=== What you will do ===
Check the records below line by line for the string "brukerhåndboken". Give the number of lines that contain it and nothing else.

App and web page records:
--- START ---

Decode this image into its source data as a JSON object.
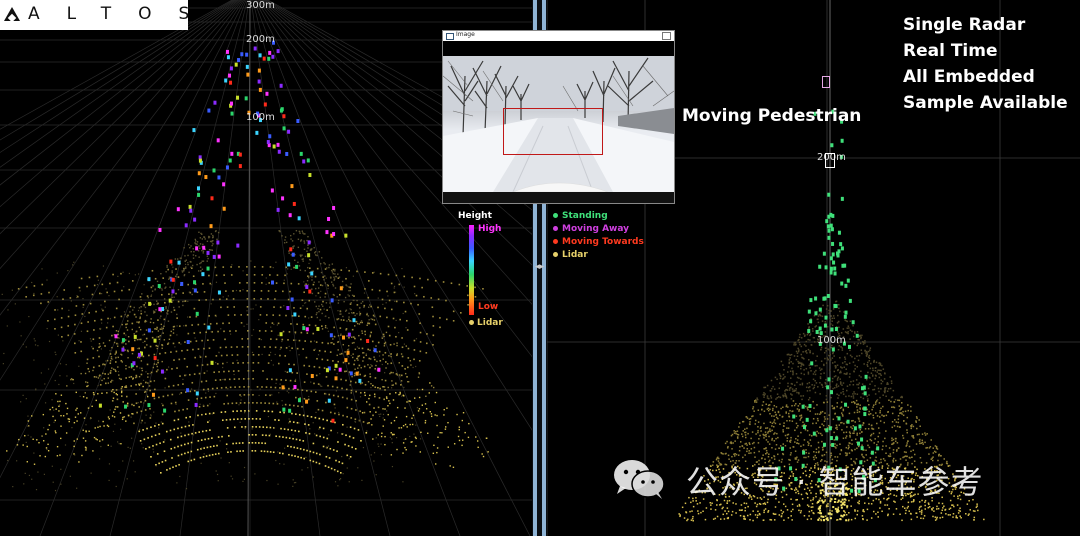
{
  "logo": {
    "text": "ALTOS"
  },
  "left_view": {
    "distance_labels": [
      "300m",
      "200m",
      "100m"
    ]
  },
  "right_view": {
    "distance_labels": [
      "200m",
      "100m"
    ]
  },
  "image_window": {
    "title": "Image"
  },
  "height_legend": {
    "title": "Height",
    "high_label": "High",
    "low_label": "Low",
    "lidar_label": "Lidar",
    "colors": {
      "high": "#ff33ff",
      "low": "#ff3a1f",
      "lidar": "#e6d06a"
    }
  },
  "class_legend": {
    "items": [
      {
        "label": "Standing",
        "color": "#3fe07a"
      },
      {
        "label": "Moving Away",
        "color": "#d040e0"
      },
      {
        "label": "Moving Towards",
        "color": "#ff3a1f"
      },
      {
        "label": "Lidar",
        "color": "#e6d06a"
      }
    ]
  },
  "features": [
    "Single Radar",
    "Real Time",
    "All Embedded",
    "Sample Available"
  ],
  "pedestrian_label": "Moving Pedestrian",
  "watermark": {
    "text": "公众号 · 智能车参考",
    "icon": "wechat-icon"
  }
}
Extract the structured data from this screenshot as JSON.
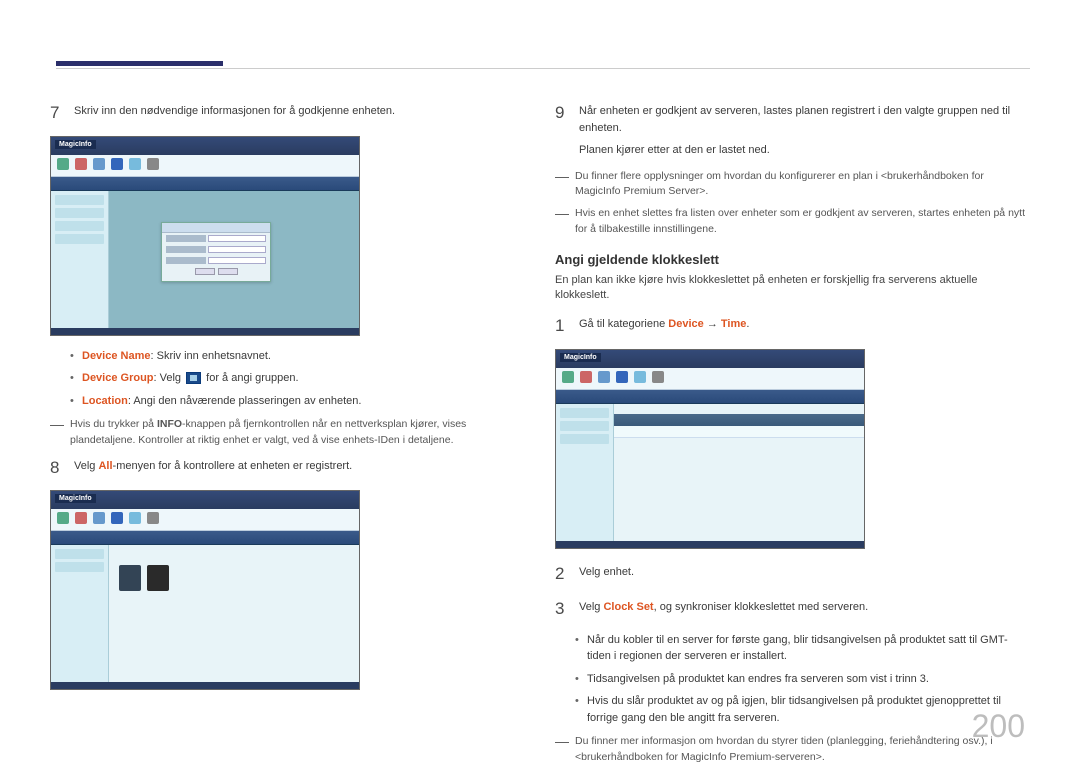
{
  "page_number": "200",
  "left": {
    "step7": "Skriv inn den nødvendige informasjonen for å godkjenne enheten.",
    "bullets": {
      "b1_label": "Device Name",
      "b1_text": ": Skriv inn enhetsnavnet.",
      "b2_label": "Device Group",
      "b2_text_before": ": Velg ",
      "b2_text_after": " for å angi gruppen.",
      "b3_label": "Location",
      "b3_text": ": Angi den nåværende plasseringen av enheten."
    },
    "dash1a": "Hvis du trykker på ",
    "dash1_bold": "INFO",
    "dash1b": "-knappen på fjernkontrollen når en nettverksplan kjører, vises plandetaljene. Kontroller at riktig enhet er valgt, ved å vise enhets-IDen i detaljene.",
    "step8a": "Velg ",
    "step8_em": "All",
    "step8b": "-menyen for å kontrollere at enheten er registrert.",
    "screenshot_label": "MagicInfo"
  },
  "right": {
    "step9a": "Når enheten er godkjent av serveren, lastes planen registrert i den valgte gruppen ned til enheten.",
    "step9b": "Planen kjører etter at den er lastet ned.",
    "dash1": "Du finner flere opplysninger om hvordan du konfigurerer en plan i <brukerhåndboken for MagicInfo Premium Server>.",
    "dash2": "Hvis en enhet slettes fra listen over enheter som er godkjent av serveren, startes enheten på nytt for å tilbakestille innstillingene.",
    "heading": "Angi gjeldende klokkeslett",
    "heading_desc": "En plan kan ikke kjøre hvis klokkeslettet på enheten er forskjellig fra serverens aktuelle klokkeslett.",
    "step1a": "Gå til kategoriene ",
    "step1_em1": "Device",
    "step1_arrow": " → ",
    "step1_em2": "Time",
    "step1b": ".",
    "step2": "Velg enhet.",
    "step3a": "Velg ",
    "step3_em": "Clock Set",
    "step3b": ", og synkroniser klokkeslettet med serveren.",
    "b1": "Når du kobler til en server for første gang, blir tidsangivelsen på produktet satt til GMT-tiden i regionen der serveren er installert.",
    "b2": "Tidsangivelsen på produktet kan endres fra serveren som vist i trinn 3.",
    "b3": "Hvis du slår produktet av og på igjen, blir tidsangivelsen på produktet gjenopprettet til forrige gang den ble angitt fra serveren.",
    "dash3": "Du finner mer informasjon om hvordan du styrer tiden (planlegging, feriehåndtering osv.), i <brukerhåndboken for MagicInfo Premium-serveren>."
  }
}
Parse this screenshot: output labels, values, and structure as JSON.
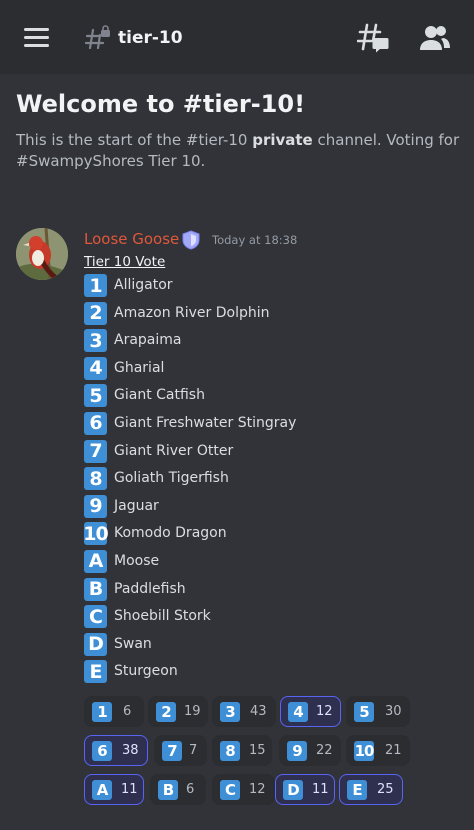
{
  "header": {
    "channel_name": "tier-10",
    "menu_icon": "hamburger-menu-icon",
    "channel_icon": "locked-hashtag-icon",
    "threads_icon": "threads-icon",
    "members_icon": "members-icon"
  },
  "welcome": {
    "title": "Welcome to #tier-10!",
    "desc_prefix": "This is the start of the #tier-10 ",
    "desc_bold": "private",
    "desc_suffix": " channel. Voting for #SwampyShores Tier 10."
  },
  "message": {
    "author": "Loose Goose",
    "author_color": "#e0573a",
    "badge_icon": "shield-badge-icon",
    "timestamp": "Today at 18:38",
    "title": "Tier 10 Vote",
    "options": [
      {
        "key": "1",
        "label": "Alligator"
      },
      {
        "key": "2",
        "label": "Amazon River Dolphin"
      },
      {
        "key": "3",
        "label": "Arapaima"
      },
      {
        "key": "4",
        "label": "Gharial"
      },
      {
        "key": "5",
        "label": "Giant Catfish"
      },
      {
        "key": "6",
        "label": "Giant Freshwater Stingray"
      },
      {
        "key": "7",
        "label": "Giant River Otter"
      },
      {
        "key": "8",
        "label": "Goliath Tigerfish"
      },
      {
        "key": "9",
        "label": "Jaguar"
      },
      {
        "key": "10",
        "label": "Komodo Dragon"
      },
      {
        "key": "A",
        "label": "Moose"
      },
      {
        "key": "B",
        "label": "Paddlefish"
      },
      {
        "key": "C",
        "label": "Shoebill Stork"
      },
      {
        "key": "D",
        "label": "Swan"
      },
      {
        "key": "E",
        "label": "Sturgeon"
      }
    ]
  },
  "reactions": [
    {
      "key": "1",
      "count": "6",
      "active": false
    },
    {
      "key": "2",
      "count": "19",
      "active": false
    },
    {
      "key": "3",
      "count": "43",
      "active": false
    },
    {
      "key": "4",
      "count": "12",
      "active": true
    },
    {
      "key": "5",
      "count": "30",
      "active": false
    },
    {
      "key": "6",
      "count": "38",
      "active": true
    },
    {
      "key": "7",
      "count": "7",
      "active": false
    },
    {
      "key": "8",
      "count": "15",
      "active": false
    },
    {
      "key": "9",
      "count": "22",
      "active": false
    },
    {
      "key": "10",
      "count": "21",
      "active": false
    },
    {
      "key": "A",
      "count": "11",
      "active": true
    },
    {
      "key": "B",
      "count": "6",
      "active": false
    },
    {
      "key": "C",
      "count": "12",
      "active": false
    },
    {
      "key": "D",
      "count": "11",
      "active": true
    },
    {
      "key": "E",
      "count": "25",
      "active": true
    }
  ],
  "colors": {
    "keycap": "#3e8fd6",
    "active_reaction_border": "#5865f2",
    "background": "#313338"
  }
}
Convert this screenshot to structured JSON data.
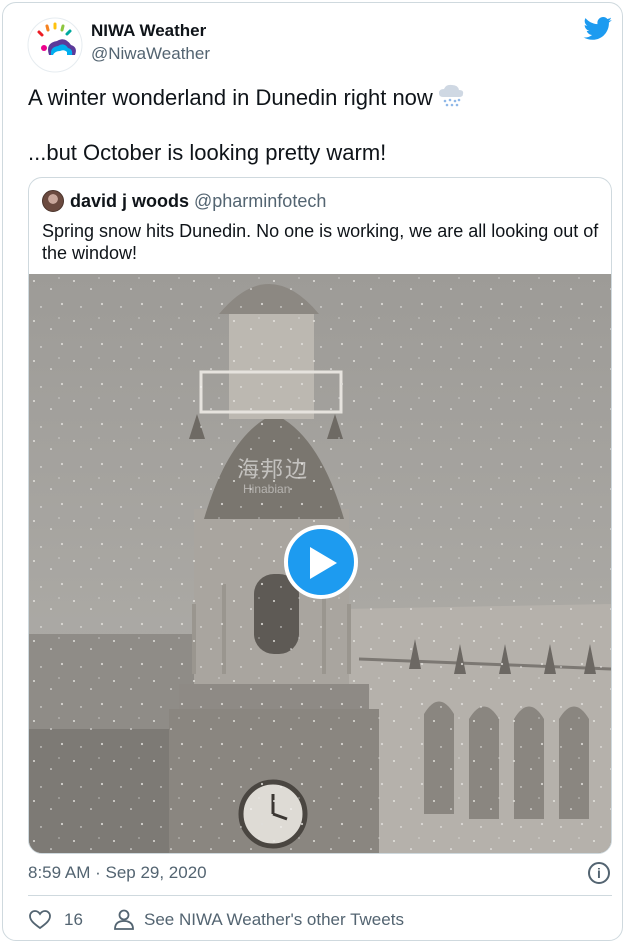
{
  "tweet": {
    "author_name": "NIWA Weather",
    "author_handle": "@NiwaWeather",
    "text_line1": "A winter wonderland in Dunedin right now",
    "text_line1_emoji": "cloud-with-snow-icon",
    "text_line2": "...but October is looking pretty warm!",
    "timestamp": "8:59 AM · Sep 29, 2020",
    "likes": "16",
    "see_other": "See NIWA Weather's other Tweets"
  },
  "quoted": {
    "author_name": "david j woods",
    "author_handle": "@pharminfotech",
    "text": "Spring snow hits Dunedin. No one is working, we are all looking out of the window!",
    "media_watermark": "海邦边",
    "media_watermark_sub": "Hinabian"
  },
  "colors": {
    "brand_blue": "#1d9bf0",
    "text_primary": "#0f1419",
    "text_secondary": "#536471",
    "border": "#cfd9de"
  }
}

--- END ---

=== Result of the task ===
2